- _Supplied records_:
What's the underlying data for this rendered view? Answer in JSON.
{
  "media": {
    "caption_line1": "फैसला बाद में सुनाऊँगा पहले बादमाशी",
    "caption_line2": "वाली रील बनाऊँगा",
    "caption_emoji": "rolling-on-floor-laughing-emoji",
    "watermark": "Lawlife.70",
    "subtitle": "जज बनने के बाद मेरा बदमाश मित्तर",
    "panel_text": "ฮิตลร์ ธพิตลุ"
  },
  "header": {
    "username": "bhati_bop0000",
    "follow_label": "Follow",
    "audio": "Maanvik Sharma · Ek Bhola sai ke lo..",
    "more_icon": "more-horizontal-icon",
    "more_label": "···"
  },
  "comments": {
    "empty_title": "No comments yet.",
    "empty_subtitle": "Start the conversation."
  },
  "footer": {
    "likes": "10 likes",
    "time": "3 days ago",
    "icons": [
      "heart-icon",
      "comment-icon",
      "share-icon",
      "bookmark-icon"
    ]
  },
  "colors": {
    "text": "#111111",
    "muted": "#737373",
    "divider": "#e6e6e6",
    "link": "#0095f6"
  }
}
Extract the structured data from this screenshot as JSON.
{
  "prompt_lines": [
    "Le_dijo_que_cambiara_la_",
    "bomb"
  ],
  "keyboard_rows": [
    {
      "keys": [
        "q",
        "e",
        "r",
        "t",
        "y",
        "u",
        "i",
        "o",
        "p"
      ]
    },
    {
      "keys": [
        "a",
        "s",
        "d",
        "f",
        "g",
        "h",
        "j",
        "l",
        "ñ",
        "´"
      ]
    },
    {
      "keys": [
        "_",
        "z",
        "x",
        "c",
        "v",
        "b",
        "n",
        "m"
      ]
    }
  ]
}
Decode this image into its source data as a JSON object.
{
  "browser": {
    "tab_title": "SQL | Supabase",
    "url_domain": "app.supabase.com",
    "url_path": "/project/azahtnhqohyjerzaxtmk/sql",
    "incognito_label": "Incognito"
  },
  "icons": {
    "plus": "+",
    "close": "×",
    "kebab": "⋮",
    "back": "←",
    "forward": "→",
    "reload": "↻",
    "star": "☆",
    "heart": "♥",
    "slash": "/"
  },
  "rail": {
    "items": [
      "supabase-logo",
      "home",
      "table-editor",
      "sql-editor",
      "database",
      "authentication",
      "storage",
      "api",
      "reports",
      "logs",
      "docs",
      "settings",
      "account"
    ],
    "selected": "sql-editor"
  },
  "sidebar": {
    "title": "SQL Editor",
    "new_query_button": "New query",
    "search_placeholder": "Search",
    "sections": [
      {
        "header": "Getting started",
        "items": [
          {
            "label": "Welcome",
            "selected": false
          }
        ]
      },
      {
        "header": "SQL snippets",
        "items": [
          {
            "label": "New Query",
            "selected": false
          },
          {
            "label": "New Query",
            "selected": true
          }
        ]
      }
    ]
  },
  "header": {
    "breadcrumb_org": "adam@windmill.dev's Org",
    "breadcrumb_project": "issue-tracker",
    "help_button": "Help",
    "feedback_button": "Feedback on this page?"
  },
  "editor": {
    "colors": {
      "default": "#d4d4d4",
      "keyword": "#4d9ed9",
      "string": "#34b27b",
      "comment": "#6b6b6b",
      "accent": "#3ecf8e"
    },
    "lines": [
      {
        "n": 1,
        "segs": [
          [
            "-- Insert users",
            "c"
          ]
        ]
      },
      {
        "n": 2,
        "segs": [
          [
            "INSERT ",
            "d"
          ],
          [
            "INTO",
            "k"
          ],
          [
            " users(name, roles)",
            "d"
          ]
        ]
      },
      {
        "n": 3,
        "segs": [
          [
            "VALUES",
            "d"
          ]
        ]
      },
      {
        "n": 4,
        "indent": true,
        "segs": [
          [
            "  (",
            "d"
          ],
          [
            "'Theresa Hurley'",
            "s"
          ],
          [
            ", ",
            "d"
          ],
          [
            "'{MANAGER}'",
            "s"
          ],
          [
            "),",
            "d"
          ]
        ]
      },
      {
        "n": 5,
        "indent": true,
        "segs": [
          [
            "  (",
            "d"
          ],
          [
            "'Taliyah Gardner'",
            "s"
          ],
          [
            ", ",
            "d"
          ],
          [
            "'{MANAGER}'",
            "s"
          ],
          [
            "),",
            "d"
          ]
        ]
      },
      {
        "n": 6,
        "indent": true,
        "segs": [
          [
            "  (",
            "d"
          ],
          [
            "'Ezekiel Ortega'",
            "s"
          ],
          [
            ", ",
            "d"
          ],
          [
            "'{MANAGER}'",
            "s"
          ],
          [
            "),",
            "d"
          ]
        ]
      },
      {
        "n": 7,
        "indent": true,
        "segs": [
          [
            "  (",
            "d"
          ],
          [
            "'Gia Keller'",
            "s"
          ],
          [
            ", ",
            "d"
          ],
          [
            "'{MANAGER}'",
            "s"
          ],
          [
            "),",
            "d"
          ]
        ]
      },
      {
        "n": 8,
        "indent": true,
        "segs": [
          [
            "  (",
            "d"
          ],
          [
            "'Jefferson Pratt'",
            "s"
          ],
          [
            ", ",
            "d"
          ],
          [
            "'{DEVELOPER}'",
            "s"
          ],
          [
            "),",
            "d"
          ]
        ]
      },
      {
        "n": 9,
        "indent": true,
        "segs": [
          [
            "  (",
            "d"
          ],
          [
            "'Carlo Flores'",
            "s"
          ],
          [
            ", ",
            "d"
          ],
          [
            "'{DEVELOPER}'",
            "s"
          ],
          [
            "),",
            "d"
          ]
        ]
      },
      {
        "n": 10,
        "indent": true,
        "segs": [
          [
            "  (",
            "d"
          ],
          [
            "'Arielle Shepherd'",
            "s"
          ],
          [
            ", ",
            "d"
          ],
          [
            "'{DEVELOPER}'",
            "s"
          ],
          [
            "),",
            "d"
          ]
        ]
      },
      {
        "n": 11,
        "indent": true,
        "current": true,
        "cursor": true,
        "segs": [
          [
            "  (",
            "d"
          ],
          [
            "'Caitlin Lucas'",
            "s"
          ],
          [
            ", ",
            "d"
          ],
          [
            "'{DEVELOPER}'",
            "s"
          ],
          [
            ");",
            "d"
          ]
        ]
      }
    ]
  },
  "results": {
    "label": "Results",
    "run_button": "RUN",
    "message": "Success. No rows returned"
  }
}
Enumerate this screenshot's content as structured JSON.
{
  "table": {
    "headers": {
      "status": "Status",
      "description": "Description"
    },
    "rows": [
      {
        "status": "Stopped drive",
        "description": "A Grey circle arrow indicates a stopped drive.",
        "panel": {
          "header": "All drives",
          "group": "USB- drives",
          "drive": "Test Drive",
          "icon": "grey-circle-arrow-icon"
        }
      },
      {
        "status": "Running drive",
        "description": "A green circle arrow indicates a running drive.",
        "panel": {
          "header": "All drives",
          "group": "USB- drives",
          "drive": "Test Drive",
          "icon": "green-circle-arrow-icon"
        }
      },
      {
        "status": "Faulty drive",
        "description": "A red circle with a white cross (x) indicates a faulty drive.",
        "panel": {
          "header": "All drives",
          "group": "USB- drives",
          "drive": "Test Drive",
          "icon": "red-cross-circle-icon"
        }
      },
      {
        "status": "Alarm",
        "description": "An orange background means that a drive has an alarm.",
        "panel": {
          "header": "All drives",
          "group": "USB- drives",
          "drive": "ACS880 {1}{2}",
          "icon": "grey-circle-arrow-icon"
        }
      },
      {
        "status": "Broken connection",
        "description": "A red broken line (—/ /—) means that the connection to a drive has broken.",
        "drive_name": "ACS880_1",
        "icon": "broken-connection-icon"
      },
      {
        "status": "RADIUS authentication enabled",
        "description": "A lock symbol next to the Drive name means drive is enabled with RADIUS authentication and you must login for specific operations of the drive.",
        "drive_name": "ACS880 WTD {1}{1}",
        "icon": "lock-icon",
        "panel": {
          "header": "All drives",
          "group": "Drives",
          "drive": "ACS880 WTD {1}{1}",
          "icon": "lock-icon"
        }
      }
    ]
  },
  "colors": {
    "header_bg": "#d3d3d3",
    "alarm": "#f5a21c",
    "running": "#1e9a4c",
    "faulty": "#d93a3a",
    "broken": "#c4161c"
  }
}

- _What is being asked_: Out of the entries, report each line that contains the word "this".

- _Problem solution_:
What's the underlying data for this rendered view? Answer in JSON.
Extract the structured data from this screenshot as JSON.
Decode this image into its source data as a JSON object.
    "feedback_button": "Feedback on this page?"
Enumerate this screenshot's content as structured JSON.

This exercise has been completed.